“They’re going through a certification process with customers to sign off that their 3D printed parts are as good as the originals. Then the products will be digitised and put in digital warehouses and can be sent anywhere in world.”
Some of the world’s biggest technology manufacturers are getting in on the act. Last week, HP Inc formally opened the doors of a massive new 3D printing and digital manufacturing centre of excellence in Barcelona. It provides a large-scale factory environment to collaborate with customers and partners on digital manufacturing technologies.
During our visit to the centre this year, Nick Lazaridis, president of HP for Europe, Middle East and Africa, told us that many companies made the mistake of thinking of the industry in terms of sales of printers and materials.
“If you had a total monopoly of 3D printing, the market would be worth about $40 billion.
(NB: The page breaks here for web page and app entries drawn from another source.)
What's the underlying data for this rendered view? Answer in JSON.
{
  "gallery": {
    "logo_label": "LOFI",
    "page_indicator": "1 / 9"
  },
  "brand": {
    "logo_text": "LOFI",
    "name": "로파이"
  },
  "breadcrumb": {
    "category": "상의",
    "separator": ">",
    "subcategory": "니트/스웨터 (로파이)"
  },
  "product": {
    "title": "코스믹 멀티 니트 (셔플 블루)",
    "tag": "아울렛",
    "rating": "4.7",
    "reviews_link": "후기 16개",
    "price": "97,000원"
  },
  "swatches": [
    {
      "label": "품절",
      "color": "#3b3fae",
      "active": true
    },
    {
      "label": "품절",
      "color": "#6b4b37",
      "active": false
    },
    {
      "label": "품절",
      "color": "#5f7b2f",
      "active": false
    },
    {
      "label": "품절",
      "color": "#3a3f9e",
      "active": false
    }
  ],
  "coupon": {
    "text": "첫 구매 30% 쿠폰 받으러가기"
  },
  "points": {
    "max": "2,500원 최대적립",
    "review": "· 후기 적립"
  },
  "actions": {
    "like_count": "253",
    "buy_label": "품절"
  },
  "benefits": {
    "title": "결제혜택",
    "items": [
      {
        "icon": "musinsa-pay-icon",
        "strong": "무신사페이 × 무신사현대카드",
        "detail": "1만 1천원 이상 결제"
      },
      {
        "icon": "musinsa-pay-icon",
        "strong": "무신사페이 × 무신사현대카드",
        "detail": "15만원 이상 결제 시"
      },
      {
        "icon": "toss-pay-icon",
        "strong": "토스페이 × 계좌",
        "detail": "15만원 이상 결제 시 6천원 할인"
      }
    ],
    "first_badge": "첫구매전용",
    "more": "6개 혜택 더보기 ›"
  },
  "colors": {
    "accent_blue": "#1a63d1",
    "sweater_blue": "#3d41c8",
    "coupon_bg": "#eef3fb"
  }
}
But if you look at the industry this is going to disrupt, namely manufacturing, that’s a $12-trillion industry.”
As with Raftery, however, he predicted 3D printing will have a massive impact on distribution, warehousing and energy needs.
“This smartphone or bottle is being manufactured in a low-cost country. But you have to build factories, manufacture the products, warehouse them, put them on planes and boats, warehouse them again, put them on trucks again, before they arrive on the shelves. That leaves behind a massive carbon footprint.
“When you talk 3D printing, you can design in Spain or South Africa, you can manufacture on demand in South Africa, and deliver in 24 hours because it is printed in a warehouse a few blocks from where you live. You don’t build 100 000 units hoping to sell them; you build on demand.”
Obviously, robots, 3D printing and every other expression of the fourth industrial revolution will kill off jobs. But equally obviously, the jobs they create, in turn, will not only be better jobs, they will also be better for our planet.
Arthur Goldstuck is founder of World Wide Worx and editor-in-chief of Gadget.co.za. Follow him on Twitter and Instagram on @art2gee